* **Supplied data**

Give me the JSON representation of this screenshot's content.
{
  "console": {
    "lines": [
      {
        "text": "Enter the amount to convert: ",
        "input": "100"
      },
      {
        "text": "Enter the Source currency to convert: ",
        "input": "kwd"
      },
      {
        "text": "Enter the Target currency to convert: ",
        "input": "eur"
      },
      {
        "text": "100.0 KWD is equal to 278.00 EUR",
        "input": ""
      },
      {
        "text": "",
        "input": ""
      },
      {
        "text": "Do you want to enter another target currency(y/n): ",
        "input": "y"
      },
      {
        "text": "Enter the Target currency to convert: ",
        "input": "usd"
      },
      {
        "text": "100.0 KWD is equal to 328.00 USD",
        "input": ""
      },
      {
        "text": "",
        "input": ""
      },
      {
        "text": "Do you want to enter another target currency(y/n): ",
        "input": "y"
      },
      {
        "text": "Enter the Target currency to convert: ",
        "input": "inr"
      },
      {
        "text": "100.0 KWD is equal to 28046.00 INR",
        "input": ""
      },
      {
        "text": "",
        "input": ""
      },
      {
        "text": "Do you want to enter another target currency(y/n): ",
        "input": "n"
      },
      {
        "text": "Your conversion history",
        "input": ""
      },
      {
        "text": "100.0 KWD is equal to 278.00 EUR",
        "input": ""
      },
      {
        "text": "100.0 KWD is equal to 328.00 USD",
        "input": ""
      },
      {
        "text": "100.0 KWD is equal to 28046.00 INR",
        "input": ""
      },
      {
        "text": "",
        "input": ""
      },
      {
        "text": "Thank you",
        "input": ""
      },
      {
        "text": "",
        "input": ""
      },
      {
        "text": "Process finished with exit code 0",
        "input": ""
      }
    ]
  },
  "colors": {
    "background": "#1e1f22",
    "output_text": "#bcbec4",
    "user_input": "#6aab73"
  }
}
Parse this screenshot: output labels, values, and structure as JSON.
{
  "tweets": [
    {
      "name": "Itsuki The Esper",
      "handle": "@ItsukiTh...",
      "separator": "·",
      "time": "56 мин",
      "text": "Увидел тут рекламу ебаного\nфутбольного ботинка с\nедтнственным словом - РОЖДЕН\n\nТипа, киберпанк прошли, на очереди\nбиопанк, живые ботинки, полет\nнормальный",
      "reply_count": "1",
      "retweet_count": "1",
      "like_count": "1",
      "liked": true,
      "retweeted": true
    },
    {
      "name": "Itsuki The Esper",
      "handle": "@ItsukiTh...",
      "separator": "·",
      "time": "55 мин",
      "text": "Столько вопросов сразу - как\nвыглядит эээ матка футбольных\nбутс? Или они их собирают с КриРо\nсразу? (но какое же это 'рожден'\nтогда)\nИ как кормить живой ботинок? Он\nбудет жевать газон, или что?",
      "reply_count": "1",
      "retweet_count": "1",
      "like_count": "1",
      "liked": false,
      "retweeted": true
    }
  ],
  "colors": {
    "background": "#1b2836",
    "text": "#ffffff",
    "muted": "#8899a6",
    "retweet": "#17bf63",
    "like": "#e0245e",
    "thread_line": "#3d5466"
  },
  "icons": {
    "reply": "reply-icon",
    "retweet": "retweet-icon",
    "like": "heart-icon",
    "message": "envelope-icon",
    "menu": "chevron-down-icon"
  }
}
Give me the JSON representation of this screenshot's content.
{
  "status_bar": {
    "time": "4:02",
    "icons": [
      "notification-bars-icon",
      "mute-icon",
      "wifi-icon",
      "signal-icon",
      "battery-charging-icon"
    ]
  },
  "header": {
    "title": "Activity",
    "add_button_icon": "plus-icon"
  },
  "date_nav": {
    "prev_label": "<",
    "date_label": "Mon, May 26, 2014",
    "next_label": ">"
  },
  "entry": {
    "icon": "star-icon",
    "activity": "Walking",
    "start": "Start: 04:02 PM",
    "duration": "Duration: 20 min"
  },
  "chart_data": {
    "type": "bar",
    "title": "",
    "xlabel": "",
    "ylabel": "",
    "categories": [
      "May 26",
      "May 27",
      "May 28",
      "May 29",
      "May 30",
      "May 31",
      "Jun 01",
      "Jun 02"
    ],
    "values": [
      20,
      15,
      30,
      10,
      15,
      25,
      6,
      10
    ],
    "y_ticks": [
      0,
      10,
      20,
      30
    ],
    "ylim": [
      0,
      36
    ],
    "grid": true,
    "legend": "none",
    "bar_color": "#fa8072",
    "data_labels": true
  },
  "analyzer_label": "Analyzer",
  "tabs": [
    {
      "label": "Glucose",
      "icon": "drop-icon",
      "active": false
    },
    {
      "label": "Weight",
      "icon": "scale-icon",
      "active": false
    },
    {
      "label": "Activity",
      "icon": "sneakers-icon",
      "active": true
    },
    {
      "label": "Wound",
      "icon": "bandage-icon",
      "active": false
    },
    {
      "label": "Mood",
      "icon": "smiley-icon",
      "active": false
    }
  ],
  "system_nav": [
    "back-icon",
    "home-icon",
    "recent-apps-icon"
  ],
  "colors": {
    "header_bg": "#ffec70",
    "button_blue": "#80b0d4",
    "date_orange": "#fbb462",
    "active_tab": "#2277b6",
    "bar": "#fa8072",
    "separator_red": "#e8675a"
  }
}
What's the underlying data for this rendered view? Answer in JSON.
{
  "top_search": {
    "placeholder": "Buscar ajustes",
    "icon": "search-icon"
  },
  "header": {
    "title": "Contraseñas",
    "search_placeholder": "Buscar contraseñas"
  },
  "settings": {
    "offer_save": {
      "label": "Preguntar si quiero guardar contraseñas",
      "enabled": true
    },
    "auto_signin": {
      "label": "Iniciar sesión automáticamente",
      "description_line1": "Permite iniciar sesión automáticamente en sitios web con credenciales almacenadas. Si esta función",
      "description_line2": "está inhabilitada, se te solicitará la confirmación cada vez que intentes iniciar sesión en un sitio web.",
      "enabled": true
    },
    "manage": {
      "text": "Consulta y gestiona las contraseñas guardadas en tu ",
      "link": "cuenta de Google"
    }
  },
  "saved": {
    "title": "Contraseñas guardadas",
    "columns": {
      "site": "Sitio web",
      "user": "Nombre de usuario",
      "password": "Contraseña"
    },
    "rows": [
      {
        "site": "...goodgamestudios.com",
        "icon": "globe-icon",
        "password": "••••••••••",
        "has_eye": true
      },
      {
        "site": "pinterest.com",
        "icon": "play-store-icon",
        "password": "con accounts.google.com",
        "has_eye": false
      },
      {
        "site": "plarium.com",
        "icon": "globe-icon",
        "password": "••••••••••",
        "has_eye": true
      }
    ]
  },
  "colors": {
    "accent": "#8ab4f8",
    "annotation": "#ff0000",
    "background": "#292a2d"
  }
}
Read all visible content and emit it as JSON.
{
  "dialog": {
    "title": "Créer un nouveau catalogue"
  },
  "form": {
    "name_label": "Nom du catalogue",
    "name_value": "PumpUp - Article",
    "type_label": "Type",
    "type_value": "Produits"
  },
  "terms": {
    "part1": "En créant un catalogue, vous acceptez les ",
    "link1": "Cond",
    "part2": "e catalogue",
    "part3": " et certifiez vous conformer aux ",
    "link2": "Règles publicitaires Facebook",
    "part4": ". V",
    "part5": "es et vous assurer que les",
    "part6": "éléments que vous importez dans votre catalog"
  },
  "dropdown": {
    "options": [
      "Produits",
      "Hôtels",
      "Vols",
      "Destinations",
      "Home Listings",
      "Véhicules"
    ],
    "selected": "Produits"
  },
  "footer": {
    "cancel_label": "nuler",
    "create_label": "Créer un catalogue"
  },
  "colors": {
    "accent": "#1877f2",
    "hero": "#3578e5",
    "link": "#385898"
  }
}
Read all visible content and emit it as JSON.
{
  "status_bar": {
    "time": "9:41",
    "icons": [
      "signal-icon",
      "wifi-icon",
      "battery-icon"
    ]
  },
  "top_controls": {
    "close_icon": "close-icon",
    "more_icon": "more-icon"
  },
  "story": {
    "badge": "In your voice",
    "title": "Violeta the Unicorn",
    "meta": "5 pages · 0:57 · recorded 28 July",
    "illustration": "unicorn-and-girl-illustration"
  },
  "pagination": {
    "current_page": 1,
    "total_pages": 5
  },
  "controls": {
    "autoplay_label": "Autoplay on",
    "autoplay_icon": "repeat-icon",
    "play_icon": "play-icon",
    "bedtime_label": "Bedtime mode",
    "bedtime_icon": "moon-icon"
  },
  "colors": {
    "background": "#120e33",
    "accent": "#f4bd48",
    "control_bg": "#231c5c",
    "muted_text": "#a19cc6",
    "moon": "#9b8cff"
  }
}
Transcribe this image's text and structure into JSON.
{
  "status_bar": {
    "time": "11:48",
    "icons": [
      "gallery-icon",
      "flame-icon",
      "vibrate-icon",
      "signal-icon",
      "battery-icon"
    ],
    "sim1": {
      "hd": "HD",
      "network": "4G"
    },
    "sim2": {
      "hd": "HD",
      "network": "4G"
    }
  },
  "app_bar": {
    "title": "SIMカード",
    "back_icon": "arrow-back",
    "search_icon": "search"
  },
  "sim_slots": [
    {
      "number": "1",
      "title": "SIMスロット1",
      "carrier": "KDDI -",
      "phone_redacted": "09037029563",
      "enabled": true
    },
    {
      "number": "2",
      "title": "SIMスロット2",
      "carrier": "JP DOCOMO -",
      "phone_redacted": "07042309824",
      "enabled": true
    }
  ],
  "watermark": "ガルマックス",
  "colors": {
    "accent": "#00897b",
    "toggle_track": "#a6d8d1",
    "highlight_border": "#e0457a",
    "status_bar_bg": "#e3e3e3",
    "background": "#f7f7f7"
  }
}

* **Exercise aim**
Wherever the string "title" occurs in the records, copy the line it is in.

* **Result of the task**
    "title": "Activity",
    "title": "",
    "title": "Contraseñas",
    "title": "Contraseñas guardadas",
    "title": "Créer un nouveau catalogue"
    "title": "Violeta the Unicorn",
    "title": "SIMカード",
      "title": "SIMスロット1",
      "title": "SIMスロット2",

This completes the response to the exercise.